20 June, 2017

When you least expect it, someone may actually listen to what you have to say.” – Maggie Kuhn.

In the world today, there are almost two billion young people between the ages of 10 and 24.

Here is an innovation…..what if we listened to them…..to young people? Many are not expecting us to listen, but they are the ones in school. They are the ones preparing for future employment and starting families.

UNICEF tried just this: engaging and listening to young people in real time in 2011.  Under the leadership of Dr. Sharad Sapra, UNICEF’s Uganda office developed and tested U-Report, an SMS tool enabling them to share their views on issues confronting them. Now available on Facebook, Twitter and Viber messengers the U-Report members, or ‘U-Reporters’, can respond to polls and submit questions to experts on a range of issues. MORE

Flora Kwong and Ben Joakim

13 June, 2017

Blockchain—it’s a term we often see in newsfeeds and articles but perhaps don’t really understand. We are however supposed to know that, despite its original incarnation as the cryptocurrency, Bitcoin, it’s now the hottest technological innovation relevant to all industries and sectors—including the civil society sector.

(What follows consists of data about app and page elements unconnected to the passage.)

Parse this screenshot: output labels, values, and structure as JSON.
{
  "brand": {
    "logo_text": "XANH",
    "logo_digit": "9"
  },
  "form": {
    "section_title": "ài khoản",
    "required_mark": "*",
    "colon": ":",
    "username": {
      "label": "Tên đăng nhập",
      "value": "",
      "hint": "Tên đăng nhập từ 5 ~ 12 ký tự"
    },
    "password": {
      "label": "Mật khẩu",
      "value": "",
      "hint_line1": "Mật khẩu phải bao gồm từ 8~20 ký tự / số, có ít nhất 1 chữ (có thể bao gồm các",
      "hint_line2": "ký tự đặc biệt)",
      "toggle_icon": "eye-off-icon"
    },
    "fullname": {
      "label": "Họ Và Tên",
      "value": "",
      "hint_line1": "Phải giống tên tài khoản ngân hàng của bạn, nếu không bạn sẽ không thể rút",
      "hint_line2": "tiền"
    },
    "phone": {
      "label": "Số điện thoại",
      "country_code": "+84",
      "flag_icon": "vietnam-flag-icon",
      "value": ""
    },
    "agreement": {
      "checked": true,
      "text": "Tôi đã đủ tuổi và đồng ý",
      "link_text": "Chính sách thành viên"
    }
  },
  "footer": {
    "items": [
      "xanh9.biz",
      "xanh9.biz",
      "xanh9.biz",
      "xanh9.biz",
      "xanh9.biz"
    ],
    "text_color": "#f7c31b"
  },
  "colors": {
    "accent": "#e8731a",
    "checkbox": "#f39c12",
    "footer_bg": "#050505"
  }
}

Ben Joakim, CEO and founder of Disberse, explains that Blockchain is “in essence, a database that stores immutable [i.e. unmodifiable] transactions” on a secure and distributed network, “enabling people to exchange value peer to peer securely and transparently.” In other words, it provides us with a more secure way to interact with each other on the Internet. MORE

Duncan Cook

6 June, 2017

Running an agency means that you get the great privilege of working with a variety of organisations. The closeness of these relationships mean that you often get an insight into their innermost workings, and you’re able to see how they operate — the good, the bad and, unfortunately, the ugly.

What’s true across the board, is the drive organisations have to become more innovative and disruptive within their sector. Most organisations understand that it’s something they need to do, but the problem is that most of them are making the same mistakes and, in fact, killing innovation. MORE